Scenes from the Baltic Camp at the Hochfeld in 1948. The original tenants no longer did have any access and were recognized as occupation-affected.
As here in Haunstetten, there was a special “DP Police” in all DP Camps to ensure the observance of the camp regulations. Jurisdiction was martial law however.
Besides the DU confiscations, dozens of buildings for the numerous Military Government organizations in and around Augsburg were confiscated. For a more detailed account a separate survey is however required. Two remarkable examples in the West of Augsburg are the Leyherr-Villa and the Café Heider, both in Westheim.
The local history chronicle states verbatim in 2015: “The highest ranking American General moved in the villa of physician Dr. Ernst Leyherr. There was a skittle alley, which was deeply appreciated by the American officers. Even an officers’ club was established in the Café Heider. On special celebrations, they let off impressive fireworks displays which were admired wide-eyed by Westheim’s citizens. Then the surrounding streets were obstructed by up to 100 ”Amischlitten” (limousines), as the streamlined cars of the Americans were called.” (End of quotation).
Westheim was a preferred place of residence because Augsburg’s businessmen had once settled down there in splendid villas in a wooded area. 38 objects were occupied by the Americans even in 1949. In 1957, the construction of the officers-quarter Fryar Circle South of Sheridan Kaserne provided a habitat befitting the status of the resident generals, American, and close to the kasernes.

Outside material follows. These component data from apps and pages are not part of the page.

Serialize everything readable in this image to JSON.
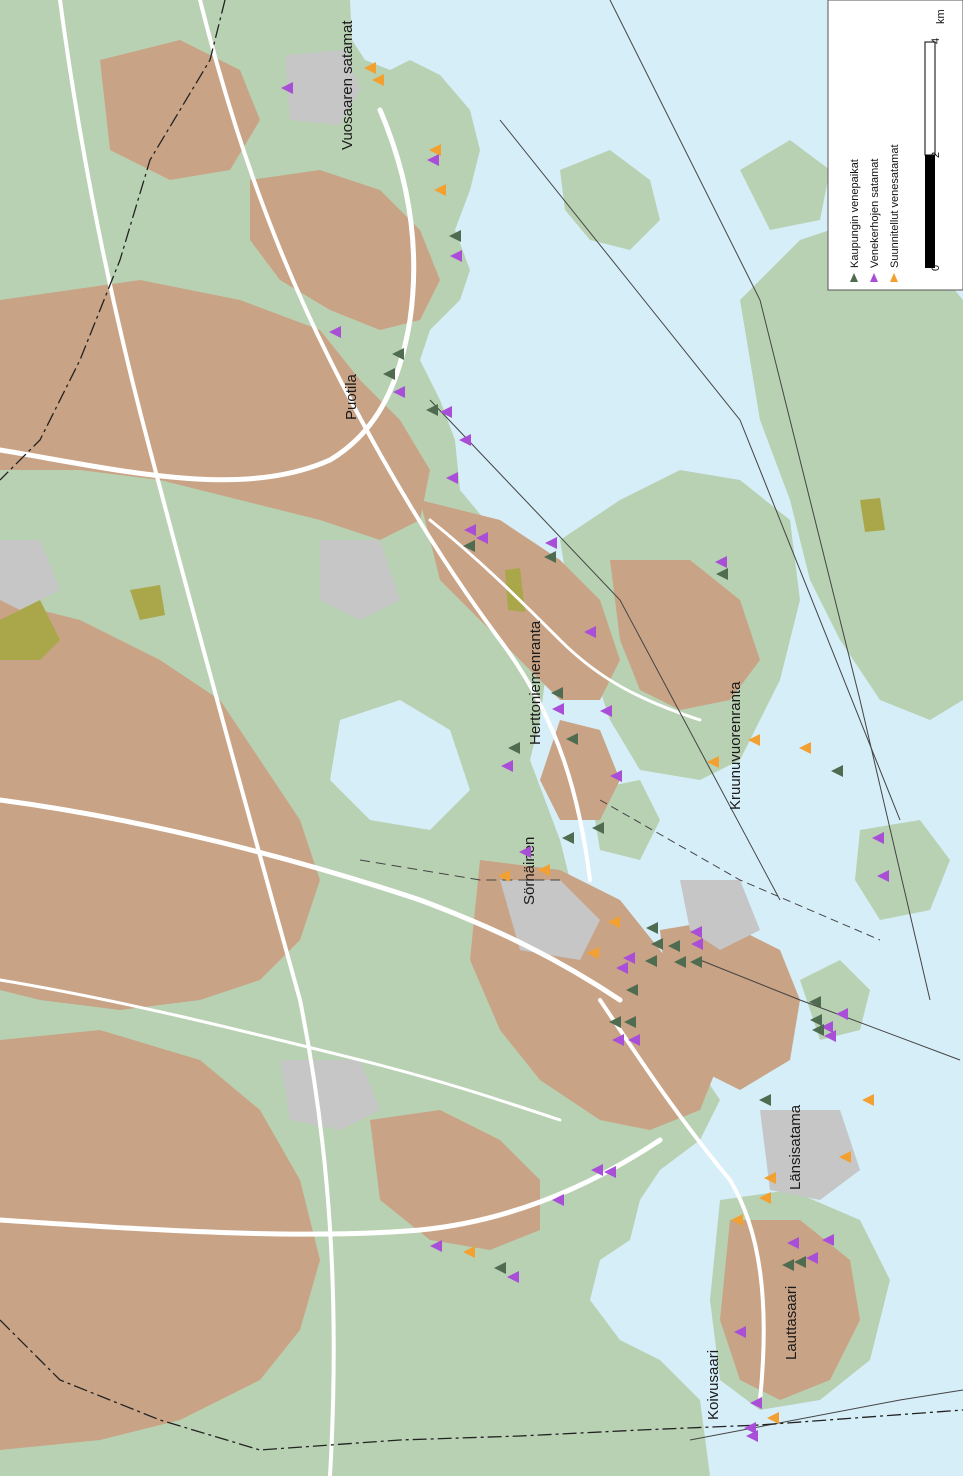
{
  "map": {
    "colors": {
      "water": "#d6eef8",
      "green": "#b9d1b3",
      "urban": "#c9a385",
      "industrial": "#c6c6c6",
      "road": "#ffffff",
      "wetland": "#aaa64a",
      "marker_city": "#4f6b50",
      "marker_club": "#a94ed6",
      "marker_planned": "#f2a030"
    },
    "labels": [
      {
        "id": "vuosaaren",
        "text": "Vuosaaren satamat"
      },
      {
        "id": "puotila",
        "text": "Puotila"
      },
      {
        "id": "herttoniemenranta",
        "text": "Herttoniemenranta"
      },
      {
        "id": "kruunuvuorenranta",
        "text": "Kruunuvuorenranta"
      },
      {
        "id": "sornainen",
        "text": "Sörnäinen"
      },
      {
        "id": "lansisatama",
        "text": "Länsisatama"
      },
      {
        "id": "lauttasaari",
        "text": "Lauttasaari"
      },
      {
        "id": "koivusaari",
        "text": "Koivusaari"
      }
    ],
    "legend": {
      "items": [
        {
          "label": "Kaupungin venepaikat",
          "kind": "city"
        },
        {
          "label": "Venekerhojen satamat",
          "kind": "club"
        },
        {
          "label": "Suunnitellut venesatamat",
          "kind": "planned"
        }
      ]
    },
    "scale": {
      "unit": "km",
      "ticks": [
        "0",
        "2",
        "4"
      ]
    }
  }
}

The Leyherr villa in Westheim, a suitable accommodation for American generals and officers. (Photo: Google Earth).
The stylish Café Heider in Westheim made the American officers feel at ease and was without further ado turned into an officers’ club. (Photo: Contemporary postcard).
In Augsburg, the last confiscated houses and apartments were returned during 1957. Outstanding was the turn-over of Haunstetten’s U.S. Camp “Messerschmitt-Siedlung” on July 1, 1957, by the Deputy Commander of the Haunstetten Army Airfield, COL Eugene Stevens. In spring of the same year, the alleged last house in Augsburg’s municipal area was returned: the Gesswein-Parkvilla - under historic preservation order - at the corner Frölich- Sieglindenstraße. After year-long efforts, the owner, daughter of the construction contractor Gesswein, could finally move in her old home. The Westheim local chronicles list the last returns even in 1959.
The return of the Haunstetter-Heimbau apartments in 1957 was a big step with regard to the normalization of the post-war relations. Mayor Karl Rieger (left) with COL Eugene Stevens during the turn-over. (Photo: Stadtarchiv Augsburg).
The parallel lives of confiscators and local nationals wer not only bitter and grievous in their course. With the lifting of the fraternization ban in the autumn of 1945, personal as well as practically orientated contacts developed quickly. Children were something like a social lubricant of coexistence, as well as romances - with consequential effects - were inevitable. Finally, the coexistence of Germans and Americans contributed to the transatlantic exchange of the Western way of life, therefore the hateful evictions also helped indirectly to communicate the American way of life. A whole generation of Augsburgers was formed by this era in a manifold way. But this is another story.
Architekturmuseum Schwaben, Augsburger Allgemeine, Geschichtswerkstatt Augsburg, Kulturkreis Haunstetten e.V., Ortschroniken von Westheim, Stadtbergen und Haunstetten, Stadtarchiv Augsburg, WBG Augsburg; AiA archives.